What to do> Only lines holding the word "Integer" are needed; copy each of them from the material.

The records>
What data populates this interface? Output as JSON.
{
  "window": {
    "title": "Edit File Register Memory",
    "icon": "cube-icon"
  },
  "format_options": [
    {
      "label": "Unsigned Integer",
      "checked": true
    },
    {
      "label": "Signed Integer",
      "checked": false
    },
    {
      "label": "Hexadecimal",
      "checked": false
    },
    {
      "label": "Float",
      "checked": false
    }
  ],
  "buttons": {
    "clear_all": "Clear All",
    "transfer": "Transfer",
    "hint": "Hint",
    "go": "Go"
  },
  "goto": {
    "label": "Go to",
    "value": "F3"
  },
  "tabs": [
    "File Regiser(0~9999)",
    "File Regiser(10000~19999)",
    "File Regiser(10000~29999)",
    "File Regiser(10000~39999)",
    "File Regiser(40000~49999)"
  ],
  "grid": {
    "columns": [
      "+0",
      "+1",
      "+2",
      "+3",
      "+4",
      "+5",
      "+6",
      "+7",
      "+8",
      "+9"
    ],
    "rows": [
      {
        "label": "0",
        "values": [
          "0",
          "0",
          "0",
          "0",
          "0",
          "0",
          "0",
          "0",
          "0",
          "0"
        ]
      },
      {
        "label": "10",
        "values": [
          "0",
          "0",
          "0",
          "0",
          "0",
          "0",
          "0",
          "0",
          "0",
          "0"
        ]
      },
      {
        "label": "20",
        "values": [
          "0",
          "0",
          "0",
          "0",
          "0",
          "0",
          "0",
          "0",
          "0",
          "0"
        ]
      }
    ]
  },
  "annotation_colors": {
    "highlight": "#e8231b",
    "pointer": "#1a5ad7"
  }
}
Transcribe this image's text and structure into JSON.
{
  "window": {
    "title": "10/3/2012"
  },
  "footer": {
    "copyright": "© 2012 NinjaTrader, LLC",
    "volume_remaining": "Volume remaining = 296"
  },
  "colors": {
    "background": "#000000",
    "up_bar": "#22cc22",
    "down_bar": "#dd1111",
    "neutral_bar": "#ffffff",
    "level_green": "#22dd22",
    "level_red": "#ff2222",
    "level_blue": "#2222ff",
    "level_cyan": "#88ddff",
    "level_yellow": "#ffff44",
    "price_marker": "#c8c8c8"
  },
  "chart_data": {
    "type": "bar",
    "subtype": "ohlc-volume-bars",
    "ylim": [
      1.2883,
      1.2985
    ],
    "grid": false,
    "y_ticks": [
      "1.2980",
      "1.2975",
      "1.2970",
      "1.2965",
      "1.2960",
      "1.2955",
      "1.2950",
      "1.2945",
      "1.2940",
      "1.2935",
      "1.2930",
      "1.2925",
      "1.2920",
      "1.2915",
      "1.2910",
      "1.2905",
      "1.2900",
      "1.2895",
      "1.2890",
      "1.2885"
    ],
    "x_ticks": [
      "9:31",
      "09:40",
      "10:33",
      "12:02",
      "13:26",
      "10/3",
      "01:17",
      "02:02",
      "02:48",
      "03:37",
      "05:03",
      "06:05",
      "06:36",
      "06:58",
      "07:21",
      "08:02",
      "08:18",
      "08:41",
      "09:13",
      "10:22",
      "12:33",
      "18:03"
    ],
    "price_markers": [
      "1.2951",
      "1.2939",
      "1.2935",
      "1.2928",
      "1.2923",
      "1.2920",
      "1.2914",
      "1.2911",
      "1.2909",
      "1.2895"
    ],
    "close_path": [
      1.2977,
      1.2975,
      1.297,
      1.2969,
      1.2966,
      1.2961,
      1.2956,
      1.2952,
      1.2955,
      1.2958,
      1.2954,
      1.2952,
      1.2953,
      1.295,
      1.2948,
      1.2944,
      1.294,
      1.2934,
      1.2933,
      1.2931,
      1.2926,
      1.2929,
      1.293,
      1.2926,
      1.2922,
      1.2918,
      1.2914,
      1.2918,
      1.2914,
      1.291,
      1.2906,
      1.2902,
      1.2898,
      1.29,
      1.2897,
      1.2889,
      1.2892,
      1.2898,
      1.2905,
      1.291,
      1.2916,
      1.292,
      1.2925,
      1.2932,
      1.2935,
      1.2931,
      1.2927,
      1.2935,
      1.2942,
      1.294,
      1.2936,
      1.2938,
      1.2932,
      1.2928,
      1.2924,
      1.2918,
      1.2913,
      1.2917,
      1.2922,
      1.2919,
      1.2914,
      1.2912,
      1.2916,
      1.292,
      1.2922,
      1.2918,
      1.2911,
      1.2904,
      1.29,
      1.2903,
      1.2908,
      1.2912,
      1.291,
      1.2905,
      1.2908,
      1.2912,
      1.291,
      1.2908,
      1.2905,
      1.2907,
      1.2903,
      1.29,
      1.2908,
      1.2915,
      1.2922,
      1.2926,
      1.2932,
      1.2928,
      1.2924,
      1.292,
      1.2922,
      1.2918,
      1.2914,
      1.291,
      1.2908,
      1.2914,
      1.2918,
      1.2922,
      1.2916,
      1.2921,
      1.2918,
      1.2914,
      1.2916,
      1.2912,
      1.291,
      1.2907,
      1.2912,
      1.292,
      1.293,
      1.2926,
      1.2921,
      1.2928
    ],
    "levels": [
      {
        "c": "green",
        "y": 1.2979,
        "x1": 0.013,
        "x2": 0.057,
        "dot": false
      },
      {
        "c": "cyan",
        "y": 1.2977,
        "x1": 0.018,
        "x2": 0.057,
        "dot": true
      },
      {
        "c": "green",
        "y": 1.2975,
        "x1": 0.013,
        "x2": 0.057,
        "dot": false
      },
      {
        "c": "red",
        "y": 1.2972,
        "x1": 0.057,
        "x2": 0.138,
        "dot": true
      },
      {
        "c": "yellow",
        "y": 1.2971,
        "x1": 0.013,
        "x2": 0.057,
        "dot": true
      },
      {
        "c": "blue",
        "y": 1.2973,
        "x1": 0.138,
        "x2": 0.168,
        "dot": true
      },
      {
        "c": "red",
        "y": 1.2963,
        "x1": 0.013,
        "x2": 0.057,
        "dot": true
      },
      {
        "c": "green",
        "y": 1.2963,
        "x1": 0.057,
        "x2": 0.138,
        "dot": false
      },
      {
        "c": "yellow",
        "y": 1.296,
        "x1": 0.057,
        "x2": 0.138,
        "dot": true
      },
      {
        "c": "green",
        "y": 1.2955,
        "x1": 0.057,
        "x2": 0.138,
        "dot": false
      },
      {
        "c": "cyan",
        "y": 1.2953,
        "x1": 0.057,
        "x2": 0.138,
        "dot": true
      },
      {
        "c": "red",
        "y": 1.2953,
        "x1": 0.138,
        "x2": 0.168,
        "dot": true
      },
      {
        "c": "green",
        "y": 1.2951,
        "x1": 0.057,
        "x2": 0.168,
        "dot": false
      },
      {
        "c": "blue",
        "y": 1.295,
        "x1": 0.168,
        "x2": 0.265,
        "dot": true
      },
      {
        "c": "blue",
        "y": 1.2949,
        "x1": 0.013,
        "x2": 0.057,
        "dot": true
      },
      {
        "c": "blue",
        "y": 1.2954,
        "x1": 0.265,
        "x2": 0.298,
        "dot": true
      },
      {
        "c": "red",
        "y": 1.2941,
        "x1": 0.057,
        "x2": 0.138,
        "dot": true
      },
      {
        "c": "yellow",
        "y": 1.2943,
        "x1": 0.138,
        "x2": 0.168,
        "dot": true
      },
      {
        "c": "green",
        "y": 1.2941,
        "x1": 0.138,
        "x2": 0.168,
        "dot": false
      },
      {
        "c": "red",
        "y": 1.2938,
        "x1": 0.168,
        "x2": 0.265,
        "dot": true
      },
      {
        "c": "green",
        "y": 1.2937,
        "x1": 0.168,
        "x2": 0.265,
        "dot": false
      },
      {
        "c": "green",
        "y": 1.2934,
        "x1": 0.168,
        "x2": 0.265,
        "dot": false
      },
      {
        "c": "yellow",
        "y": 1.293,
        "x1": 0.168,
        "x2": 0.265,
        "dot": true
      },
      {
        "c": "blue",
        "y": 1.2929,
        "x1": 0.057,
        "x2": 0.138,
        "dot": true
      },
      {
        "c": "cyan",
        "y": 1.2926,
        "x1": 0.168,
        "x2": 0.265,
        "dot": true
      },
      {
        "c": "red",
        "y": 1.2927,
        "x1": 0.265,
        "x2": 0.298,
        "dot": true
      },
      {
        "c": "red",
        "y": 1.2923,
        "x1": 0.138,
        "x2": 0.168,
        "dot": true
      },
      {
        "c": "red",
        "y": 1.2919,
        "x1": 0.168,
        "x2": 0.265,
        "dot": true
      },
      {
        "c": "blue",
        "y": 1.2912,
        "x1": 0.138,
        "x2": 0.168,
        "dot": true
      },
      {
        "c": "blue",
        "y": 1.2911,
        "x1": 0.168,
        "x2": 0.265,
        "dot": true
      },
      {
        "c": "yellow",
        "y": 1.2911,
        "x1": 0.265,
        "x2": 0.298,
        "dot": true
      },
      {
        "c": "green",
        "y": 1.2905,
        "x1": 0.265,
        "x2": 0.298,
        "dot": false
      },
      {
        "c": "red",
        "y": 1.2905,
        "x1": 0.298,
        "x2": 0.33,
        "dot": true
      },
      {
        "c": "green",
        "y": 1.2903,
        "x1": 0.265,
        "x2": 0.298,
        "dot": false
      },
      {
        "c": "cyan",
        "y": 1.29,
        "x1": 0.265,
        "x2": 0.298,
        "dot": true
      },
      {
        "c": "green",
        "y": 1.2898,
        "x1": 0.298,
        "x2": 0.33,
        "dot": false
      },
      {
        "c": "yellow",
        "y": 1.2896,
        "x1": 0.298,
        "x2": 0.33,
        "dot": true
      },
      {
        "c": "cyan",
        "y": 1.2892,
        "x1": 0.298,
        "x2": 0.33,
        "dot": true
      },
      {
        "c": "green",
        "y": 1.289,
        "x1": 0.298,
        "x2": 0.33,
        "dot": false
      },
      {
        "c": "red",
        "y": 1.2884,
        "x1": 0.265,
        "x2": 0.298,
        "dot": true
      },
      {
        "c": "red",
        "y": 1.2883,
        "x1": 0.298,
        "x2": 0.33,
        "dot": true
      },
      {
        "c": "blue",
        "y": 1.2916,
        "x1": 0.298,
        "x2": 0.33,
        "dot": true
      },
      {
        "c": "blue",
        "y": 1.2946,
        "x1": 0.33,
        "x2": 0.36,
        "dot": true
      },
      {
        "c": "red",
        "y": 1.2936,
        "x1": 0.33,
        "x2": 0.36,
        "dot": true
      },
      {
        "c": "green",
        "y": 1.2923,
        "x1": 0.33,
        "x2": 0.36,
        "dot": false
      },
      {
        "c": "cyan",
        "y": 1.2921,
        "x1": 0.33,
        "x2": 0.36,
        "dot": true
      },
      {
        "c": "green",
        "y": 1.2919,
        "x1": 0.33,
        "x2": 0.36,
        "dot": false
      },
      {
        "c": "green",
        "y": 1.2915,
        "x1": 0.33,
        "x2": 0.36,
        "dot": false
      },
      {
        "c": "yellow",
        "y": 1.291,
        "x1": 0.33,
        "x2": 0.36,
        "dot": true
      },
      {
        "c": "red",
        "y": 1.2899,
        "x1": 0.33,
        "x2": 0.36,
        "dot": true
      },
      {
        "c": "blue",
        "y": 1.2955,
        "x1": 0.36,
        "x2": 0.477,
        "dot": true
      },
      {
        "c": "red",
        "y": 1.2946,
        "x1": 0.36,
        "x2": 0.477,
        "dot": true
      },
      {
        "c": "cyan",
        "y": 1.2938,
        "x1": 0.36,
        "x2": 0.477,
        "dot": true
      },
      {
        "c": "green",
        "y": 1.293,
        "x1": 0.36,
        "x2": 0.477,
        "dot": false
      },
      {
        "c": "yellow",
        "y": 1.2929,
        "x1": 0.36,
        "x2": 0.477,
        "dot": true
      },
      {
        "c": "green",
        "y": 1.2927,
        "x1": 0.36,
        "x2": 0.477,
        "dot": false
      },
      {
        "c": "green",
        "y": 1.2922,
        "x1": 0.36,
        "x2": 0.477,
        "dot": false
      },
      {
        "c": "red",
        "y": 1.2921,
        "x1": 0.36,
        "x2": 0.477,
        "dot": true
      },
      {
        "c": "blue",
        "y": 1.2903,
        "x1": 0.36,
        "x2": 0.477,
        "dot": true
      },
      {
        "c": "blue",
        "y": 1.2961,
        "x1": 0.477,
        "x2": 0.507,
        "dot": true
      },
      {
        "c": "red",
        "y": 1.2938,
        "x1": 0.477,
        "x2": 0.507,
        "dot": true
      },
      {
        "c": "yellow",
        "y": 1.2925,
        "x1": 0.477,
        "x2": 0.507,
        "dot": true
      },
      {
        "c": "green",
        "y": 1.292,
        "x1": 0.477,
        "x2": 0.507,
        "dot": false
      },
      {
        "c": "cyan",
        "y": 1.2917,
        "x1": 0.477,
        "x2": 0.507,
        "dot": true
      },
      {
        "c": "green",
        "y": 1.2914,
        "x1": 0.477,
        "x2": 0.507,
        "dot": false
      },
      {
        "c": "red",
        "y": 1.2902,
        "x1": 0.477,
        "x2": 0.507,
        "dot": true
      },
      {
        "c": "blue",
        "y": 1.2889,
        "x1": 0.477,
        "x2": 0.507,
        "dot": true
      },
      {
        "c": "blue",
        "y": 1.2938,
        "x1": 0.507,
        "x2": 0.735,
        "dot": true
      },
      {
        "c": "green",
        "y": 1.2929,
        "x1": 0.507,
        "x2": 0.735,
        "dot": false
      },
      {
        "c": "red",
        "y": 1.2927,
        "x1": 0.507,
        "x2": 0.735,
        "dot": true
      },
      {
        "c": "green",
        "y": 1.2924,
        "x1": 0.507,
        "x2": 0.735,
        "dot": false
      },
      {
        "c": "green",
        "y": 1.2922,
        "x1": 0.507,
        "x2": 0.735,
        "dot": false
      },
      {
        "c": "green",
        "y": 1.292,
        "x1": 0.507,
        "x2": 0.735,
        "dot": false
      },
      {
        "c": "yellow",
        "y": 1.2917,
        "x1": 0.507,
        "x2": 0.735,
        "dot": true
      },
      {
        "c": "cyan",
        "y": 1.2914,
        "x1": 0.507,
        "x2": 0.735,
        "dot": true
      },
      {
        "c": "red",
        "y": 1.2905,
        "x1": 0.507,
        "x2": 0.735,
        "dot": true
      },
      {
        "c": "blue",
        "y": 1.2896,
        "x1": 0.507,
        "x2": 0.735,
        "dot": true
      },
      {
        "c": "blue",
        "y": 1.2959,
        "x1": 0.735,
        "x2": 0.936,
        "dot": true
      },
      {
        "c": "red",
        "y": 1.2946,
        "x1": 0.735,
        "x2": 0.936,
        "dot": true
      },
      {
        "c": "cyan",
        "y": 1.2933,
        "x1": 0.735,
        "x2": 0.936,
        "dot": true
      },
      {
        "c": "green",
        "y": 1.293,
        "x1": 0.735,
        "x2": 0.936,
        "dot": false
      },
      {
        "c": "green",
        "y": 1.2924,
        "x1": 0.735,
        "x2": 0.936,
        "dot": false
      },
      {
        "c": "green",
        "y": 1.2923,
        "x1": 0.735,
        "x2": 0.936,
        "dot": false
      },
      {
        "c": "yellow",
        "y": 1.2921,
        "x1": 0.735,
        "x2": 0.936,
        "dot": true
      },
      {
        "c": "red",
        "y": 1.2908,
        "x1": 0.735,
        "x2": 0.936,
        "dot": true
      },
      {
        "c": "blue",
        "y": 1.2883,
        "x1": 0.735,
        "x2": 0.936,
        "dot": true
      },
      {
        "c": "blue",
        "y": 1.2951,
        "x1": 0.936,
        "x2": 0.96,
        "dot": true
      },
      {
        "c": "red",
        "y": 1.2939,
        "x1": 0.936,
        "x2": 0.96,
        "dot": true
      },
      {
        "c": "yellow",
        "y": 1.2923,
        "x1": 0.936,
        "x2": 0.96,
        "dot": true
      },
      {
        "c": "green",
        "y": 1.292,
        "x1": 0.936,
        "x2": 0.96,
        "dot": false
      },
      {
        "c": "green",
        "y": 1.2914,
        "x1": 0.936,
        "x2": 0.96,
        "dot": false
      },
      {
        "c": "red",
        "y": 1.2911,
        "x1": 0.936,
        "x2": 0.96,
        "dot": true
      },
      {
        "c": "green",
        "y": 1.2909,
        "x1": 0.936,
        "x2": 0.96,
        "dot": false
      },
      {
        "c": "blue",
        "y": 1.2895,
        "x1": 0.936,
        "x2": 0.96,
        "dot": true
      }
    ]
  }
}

Exercise output>
      "label": "Unsigned Integer",
      "label": "Signed Integer",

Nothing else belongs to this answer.